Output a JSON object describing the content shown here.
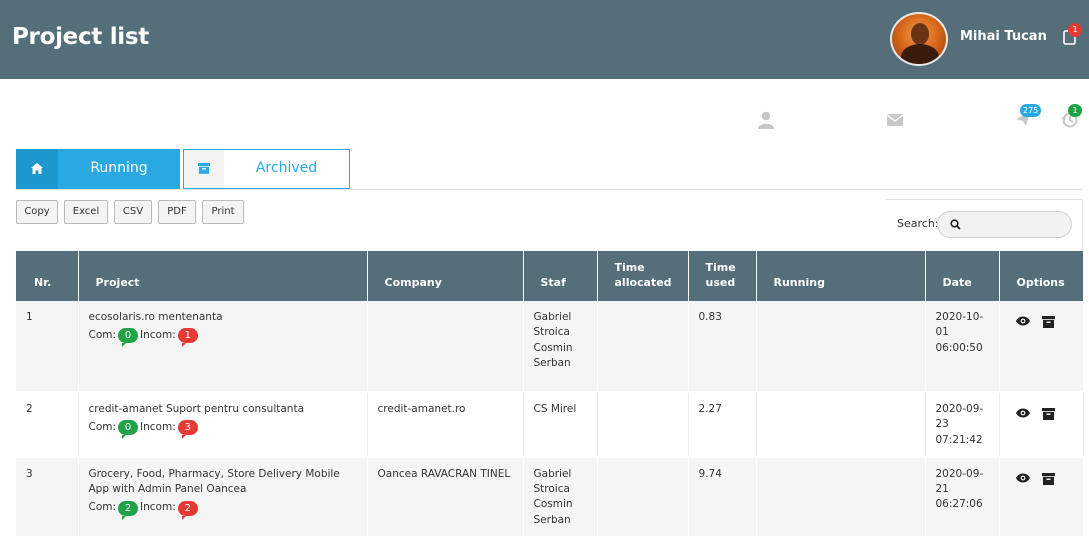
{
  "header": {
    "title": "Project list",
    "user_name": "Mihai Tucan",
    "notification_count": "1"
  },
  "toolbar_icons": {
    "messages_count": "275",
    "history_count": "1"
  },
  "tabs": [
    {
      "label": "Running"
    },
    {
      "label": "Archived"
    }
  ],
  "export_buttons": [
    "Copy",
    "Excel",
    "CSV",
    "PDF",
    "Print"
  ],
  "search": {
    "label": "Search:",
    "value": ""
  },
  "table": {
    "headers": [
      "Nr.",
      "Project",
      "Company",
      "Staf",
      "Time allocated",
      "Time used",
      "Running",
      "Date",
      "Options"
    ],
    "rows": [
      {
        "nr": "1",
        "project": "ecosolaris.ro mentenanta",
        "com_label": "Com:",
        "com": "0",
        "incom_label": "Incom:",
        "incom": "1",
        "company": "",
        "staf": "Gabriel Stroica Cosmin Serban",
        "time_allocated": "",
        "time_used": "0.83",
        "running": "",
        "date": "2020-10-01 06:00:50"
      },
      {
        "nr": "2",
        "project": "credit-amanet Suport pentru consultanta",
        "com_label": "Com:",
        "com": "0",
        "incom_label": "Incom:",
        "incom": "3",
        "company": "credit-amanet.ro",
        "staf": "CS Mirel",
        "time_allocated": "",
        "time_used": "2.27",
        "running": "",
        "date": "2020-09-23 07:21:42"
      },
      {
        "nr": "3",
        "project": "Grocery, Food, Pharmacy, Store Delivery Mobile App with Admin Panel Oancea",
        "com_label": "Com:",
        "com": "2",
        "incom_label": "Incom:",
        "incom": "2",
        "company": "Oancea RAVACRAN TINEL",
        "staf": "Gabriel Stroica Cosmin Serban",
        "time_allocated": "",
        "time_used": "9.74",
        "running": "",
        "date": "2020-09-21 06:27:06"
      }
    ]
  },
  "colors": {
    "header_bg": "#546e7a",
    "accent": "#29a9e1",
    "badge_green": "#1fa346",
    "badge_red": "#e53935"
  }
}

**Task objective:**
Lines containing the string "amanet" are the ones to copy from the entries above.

**Solution below:**
        "project": "credit-amanet Suport pentru consultanta",
        "company": "credit-amanet.ro",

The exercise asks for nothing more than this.